# What to work on:
The full set of entries needs to be reproduced exactly.

:: Data for processing ::

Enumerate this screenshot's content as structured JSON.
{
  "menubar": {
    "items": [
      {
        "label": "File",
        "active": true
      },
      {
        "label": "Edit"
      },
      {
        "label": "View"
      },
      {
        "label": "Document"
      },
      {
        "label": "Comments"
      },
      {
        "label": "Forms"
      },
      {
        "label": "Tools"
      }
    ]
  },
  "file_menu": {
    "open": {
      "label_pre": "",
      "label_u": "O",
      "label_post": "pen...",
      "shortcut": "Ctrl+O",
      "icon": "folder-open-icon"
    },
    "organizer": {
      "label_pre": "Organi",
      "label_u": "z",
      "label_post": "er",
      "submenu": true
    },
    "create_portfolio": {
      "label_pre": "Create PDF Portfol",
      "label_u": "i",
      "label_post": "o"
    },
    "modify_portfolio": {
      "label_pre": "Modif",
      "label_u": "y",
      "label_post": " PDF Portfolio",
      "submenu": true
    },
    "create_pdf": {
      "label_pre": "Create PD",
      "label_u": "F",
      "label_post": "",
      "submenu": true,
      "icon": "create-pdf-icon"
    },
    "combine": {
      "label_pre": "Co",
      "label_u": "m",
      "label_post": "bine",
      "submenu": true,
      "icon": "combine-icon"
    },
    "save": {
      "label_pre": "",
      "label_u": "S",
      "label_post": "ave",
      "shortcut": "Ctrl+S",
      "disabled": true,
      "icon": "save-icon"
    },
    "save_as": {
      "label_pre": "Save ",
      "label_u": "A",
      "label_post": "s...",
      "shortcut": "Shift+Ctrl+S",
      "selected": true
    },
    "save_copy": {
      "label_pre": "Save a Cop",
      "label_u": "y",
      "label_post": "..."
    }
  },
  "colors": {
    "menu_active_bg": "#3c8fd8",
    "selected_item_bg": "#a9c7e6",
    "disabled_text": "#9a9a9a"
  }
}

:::

# Expected output:
Enumerate this screenshot's content as structured JSON.
{
  "menubar": {
    "items": [
      {
        "label": "File",
        "active": true
      },
      {
        "label": "Edit"
      },
      {
        "label": "View"
      },
      {
        "label": "Document"
      },
      {
        "label": "Comments"
      },
      {
        "label": "Forms"
      },
      {
        "label": "Tools"
      }
    ]
  },
  "file_menu": {
    "open": {
      "label_pre": "",
      "label_u": "O",
      "label_post": "pen...",
      "shortcut": "Ctrl+O",
      "icon": "folder-open-icon"
    },
    "organizer": {
      "label_pre": "Organi",
      "label_u": "z",
      "label_post": "er",
      "submenu": true
    },
    "create_portfolio": {
      "label_pre": "Create PDF Portfol",
      "label_u": "i",
      "label_post": "o"
    },
    "modify_portfolio": {
      "label_pre": "Modif",
      "label_u": "y",
      "label_post": " PDF Portfolio",
      "submenu": true
    },
    "create_pdf": {
      "label_pre": "Create PD",
      "label_u": "F",
      "label_post": "",
      "submenu": true,
      "icon": "create-pdf-icon"
    },
    "combine": {
      "label_pre": "Co",
      "label_u": "m",
      "label_post": "bine",
      "submenu": true,
      "icon": "combine-icon"
    },
    "save": {
      "label_pre": "",
      "label_u": "S",
      "label_post": "ave",
      "shortcut": "Ctrl+S",
      "disabled": true,
      "icon": "save-icon"
    },
    "save_as": {
      "label_pre": "Save ",
      "label_u": "A",
      "label_post": "s...",
      "shortcut": "Shift+Ctrl+S",
      "selected": true
    },
    "save_copy": {
      "label_pre": "Save a Cop",
      "label_u": "y",
      "label_post": "..."
    }
  },
  "colors": {
    "menu_active_bg": "#3c8fd8",
    "selected_item_bg": "#a9c7e6",
    "disabled_text": "#9a9a9a"
  }
}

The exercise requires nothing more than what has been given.